Buttercream does not like heat or humidity. If you are warm and sweaty, then your buttercream is probably warm and sweaty too. A fondant covering would protect it some what. I am sure you can imagine the temperature it would take to make butter start to get soft and I think that would be a good indicator as to when your icing would start getting soft under fondant.
I have found that swapping out some of the meringue powder, with equal measure corn starch, helps tremendously.
I honestly don't know if you can kill the super sweet sugar taste in buttercream. Sometimes a little fresh lemon juice cuts sweetness. The lemon would add to the flavor of the buttercream. I would adjust it into the liquid amount you are adding to the buttercream, but probably no more then a tablespoon.
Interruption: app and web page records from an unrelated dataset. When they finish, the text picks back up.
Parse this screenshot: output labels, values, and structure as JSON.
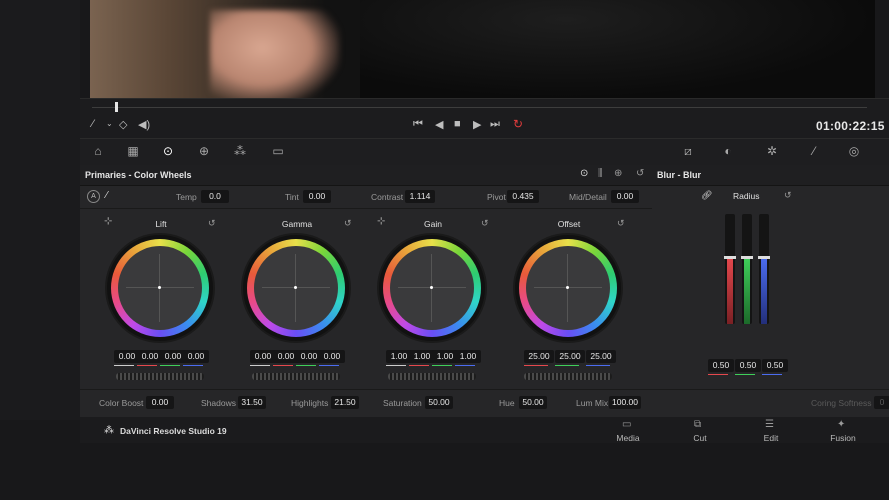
{
  "viewer": {
    "timecode": "01:00:22:15"
  },
  "primaries": {
    "title": "Primaries - Color Wheels",
    "top_params": [
      {
        "label": "Temp",
        "value": "0.0"
      },
      {
        "label": "Tint",
        "value": "0.00"
      },
      {
        "label": "Contrast",
        "value": "1.114"
      },
      {
        "label": "Pivot",
        "value": "0.435"
      },
      {
        "label": "Mid/Detail",
        "value": "0.00"
      }
    ],
    "wheels": [
      {
        "name": "Lift",
        "values": [
          "0.00",
          "0.00",
          "0.00",
          "0.00"
        ]
      },
      {
        "name": "Gamma",
        "values": [
          "0.00",
          "0.00",
          "0.00",
          "0.00"
        ]
      },
      {
        "name": "Gain",
        "values": [
          "1.00",
          "1.00",
          "1.00",
          "1.00"
        ]
      },
      {
        "name": "Offset",
        "values": [
          "25.00",
          "25.00",
          "25.00"
        ]
      }
    ],
    "bottom_params": [
      {
        "label": "Color Boost",
        "value": "0.00"
      },
      {
        "label": "Shadows",
        "value": "31.50"
      },
      {
        "label": "Highlights",
        "value": "21.50"
      },
      {
        "label": "Saturation",
        "value": "50.00"
      },
      {
        "label": "Hue",
        "value": "50.00"
      },
      {
        "label": "Lum Mix",
        "value": "100.00"
      }
    ]
  },
  "blur": {
    "title": "Blur - Blur",
    "radius_label": "Radius",
    "values": [
      "0.50",
      "0.50",
      "0.50"
    ],
    "levels": [
      0.5,
      0.5,
      0.5
    ],
    "coring_label": "Coring Softness",
    "coring_value": "0"
  },
  "app": {
    "name": "DaVinci Resolve Studio 19"
  },
  "pages": [
    {
      "label": "Media"
    },
    {
      "label": "Cut"
    },
    {
      "label": "Edit"
    },
    {
      "label": "Fusion"
    }
  ],
  "colors": {
    "red": "#e5484d",
    "green": "#3fcf5a",
    "blue": "#4b6cf0",
    "accent_red": "#e33c3c"
  }
}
My buttercream icing (and I do not stray from my favorite recipe) is half butter, half shortening. Most of my cakes are covered with buttercream, including wedding cakes. I live on the Outer Banks of North Carolina where the temperatures have been in the high 90's and the humidity is almost always near 80%. I work on my cakes in the air conditioning, and I suggest my customers keep their cakes air conditioned, not refrigerated. The humidity is so bad here, that refrigerating cakes and then bring them out causes condensation.
I hope this helps,